Under the current rule, the parenting coordinator is only authorized to recommend resolutions to the court about issues that include:
- conditions for custodial transitions between households
- temporary variation from the custodial schedule for a special circumstance
- school issues
- the children’s participation in extracurricular activities,
- child care arrangements
- personal possessions of the children
- information exchanges between the parties
- coordination of existing or court-ordered services for the children
- behavioral management of the children
- …and other custody issues that the parties agree to discuss with the parenting coordinator (other than legal custody, primary physical custody, and financial issues)
With the parties’ consent, Parenting Coordinators may contact collateral sources and speak with the children to obtain an all-encompassing view of the dispute at hand.
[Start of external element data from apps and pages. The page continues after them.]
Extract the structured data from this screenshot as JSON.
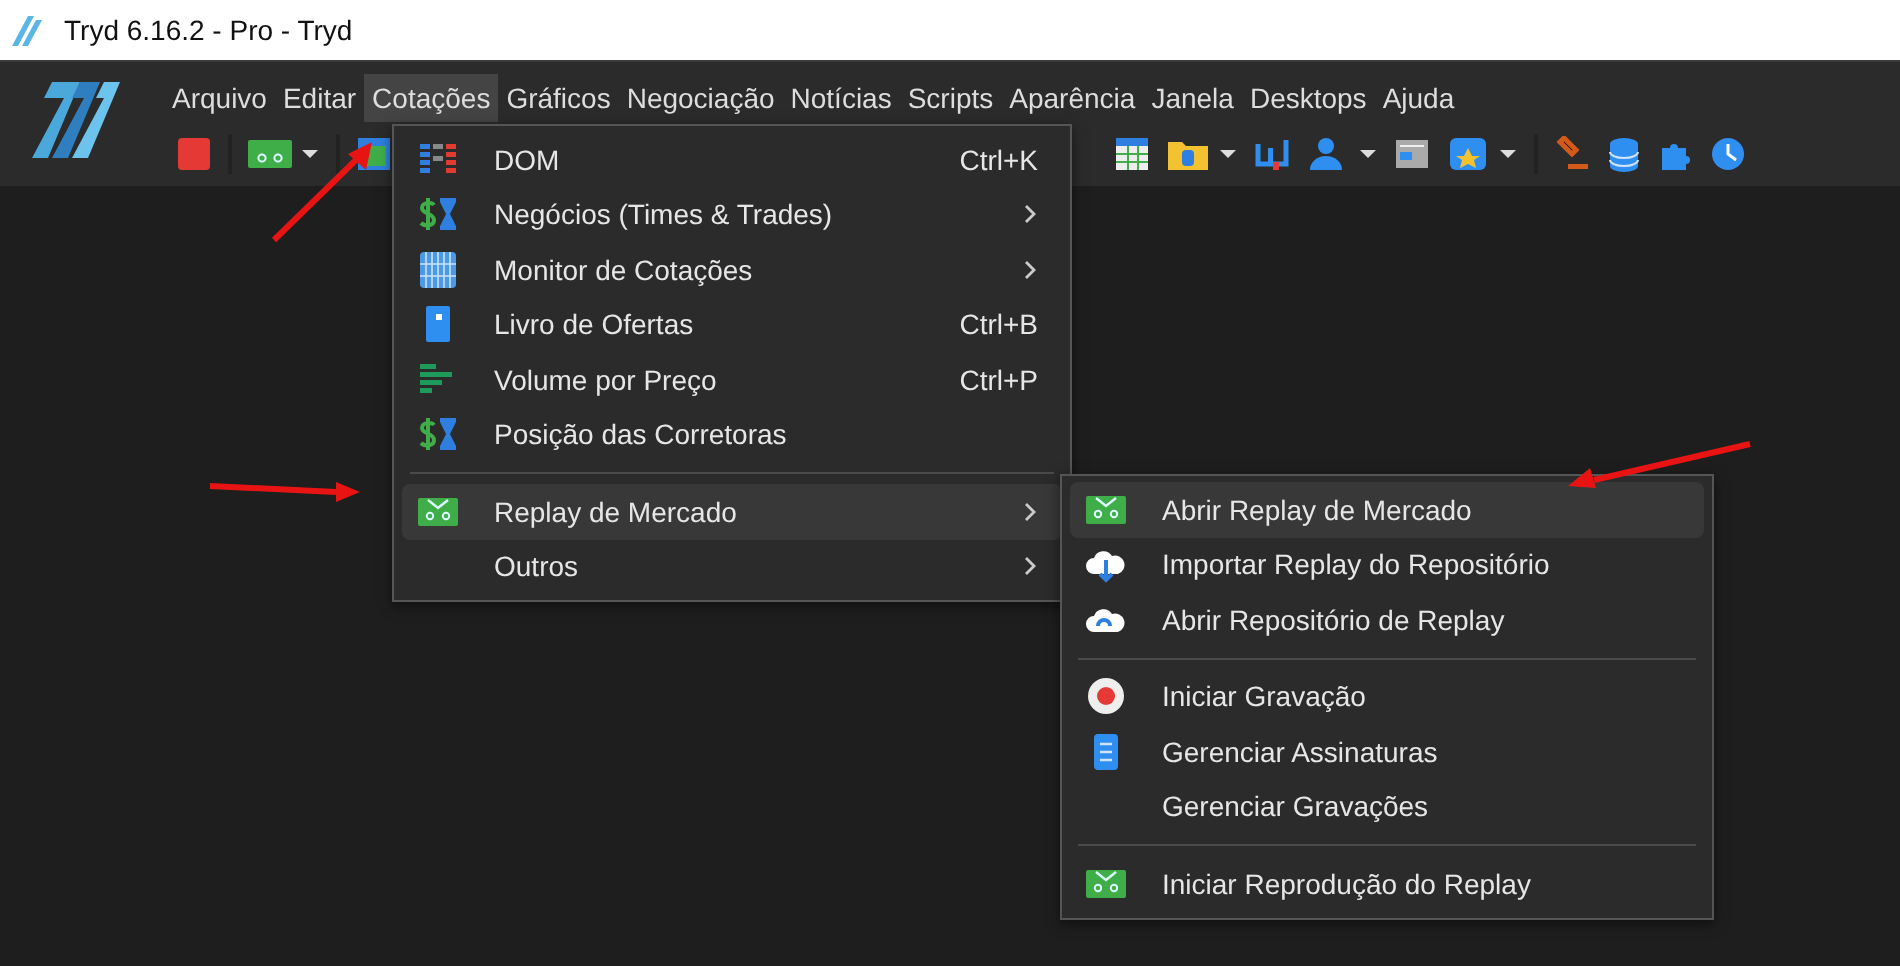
{
  "window": {
    "title": "Tryd 6.16.2 - Pro - Tryd"
  },
  "menu_bar": [
    {
      "label": "Arquivo",
      "selected": false
    },
    {
      "label": "Editar",
      "selected": false
    },
    {
      "label": "Cotações",
      "selected": true
    },
    {
      "label": "Gráficos",
      "selected": false
    },
    {
      "label": "Negociação",
      "selected": false
    },
    {
      "label": "Notícias",
      "selected": false
    },
    {
      "label": "Scripts",
      "selected": false
    },
    {
      "label": "Aparência",
      "selected": false
    },
    {
      "label": "Janela",
      "selected": false
    },
    {
      "label": "Desktops",
      "selected": false
    },
    {
      "label": "Ajuda",
      "selected": false
    }
  ],
  "dropdown_menu": {
    "items": [
      {
        "kind": "item",
        "label": "DOM",
        "shortcut": "Ctrl+K",
        "has_submenu": false,
        "selected": false
      },
      {
        "kind": "item",
        "label": "Negócios (Times & Trades)",
        "has_submenu": true,
        "selected": false
      },
      {
        "kind": "item",
        "label": "Monitor de Cotações",
        "has_submenu": true,
        "selected": false
      },
      {
        "kind": "item",
        "label": "Livro de Ofertas",
        "shortcut": "Ctrl+B",
        "has_submenu": false,
        "selected": false
      },
      {
        "kind": "item",
        "label": "Volume por Preço",
        "shortcut": "Ctrl+P",
        "has_submenu": false,
        "selected": false
      },
      {
        "kind": "item",
        "label": "Posição das Corretoras",
        "has_submenu": false,
        "selected": false
      },
      {
        "kind": "separator"
      },
      {
        "kind": "item",
        "label": "Replay de Mercado",
        "has_submenu": true,
        "selected": true
      },
      {
        "kind": "item",
        "label": "Outros",
        "has_submenu": true,
        "selected": false
      }
    ]
  },
  "submenu": {
    "items": [
      {
        "kind": "item",
        "label": "Abrir Replay de Mercado",
        "selected": true
      },
      {
        "kind": "item",
        "label": "Importar Replay do Repositório",
        "selected": false
      },
      {
        "kind": "item",
        "label": "Abrir Repositório de Replay",
        "selected": false
      },
      {
        "kind": "separator"
      },
      {
        "kind": "item",
        "label": "Iniciar Gravação",
        "selected": false
      },
      {
        "kind": "item",
        "label": "Gerenciar Assinaturas",
        "selected": false
      },
      {
        "kind": "item",
        "label": "Gerenciar Gravações",
        "selected": false
      },
      {
        "kind": "separator"
      },
      {
        "kind": "item",
        "label": "Iniciar Reprodução do Replay",
        "selected": false
      }
    ]
  }
}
If the parties are unable to reach an agreement on the issues(s), then the Parenting Coordinator will recommend a resolution to the Court. The parties cannot unilaterally terminate a Parenting Coordinator.
If an agreement is reached however, the Parenting Coordinator must issue a written summary with recommendations within 2 days after “hearing from the parties” on an issue. The Parenting Coordinator’s recommendation will be reviewed by a judge, and if the parties file no objections within 5 days, the court will approve the recommendation in full or in part. The recommendation, however, becomes an interim order pending a further court order. The court can hold a hearing on issues not approved, as soon as practicable, or remand the case to the Parenting Coordinator for more specific information; or they could decide not to approve the agreement and conduct an additional hearing instead.
As previously mentioned, the types of custody disputes that would be eligible for Parenting Coordination are the most contentious of the bunch. However, it is likely that this practice will become more and more popular over time if it is found to be effective for resolving ongoing parenting disputes outside of the courtroom. Our legal professionals here at Freedman & Lorry, P.C. believe that the Parenting Coordination practices in Pennsylvania could be a mutually beneficial process for the sake of judicial economy and the family’s well-being, alike. Only time will tell if the second time’s a charm for the Parenting Coordination practices in Pennsylvania, though it is encouraging to see that this practice has been reinstated after it was taken off the shelf back in 2013.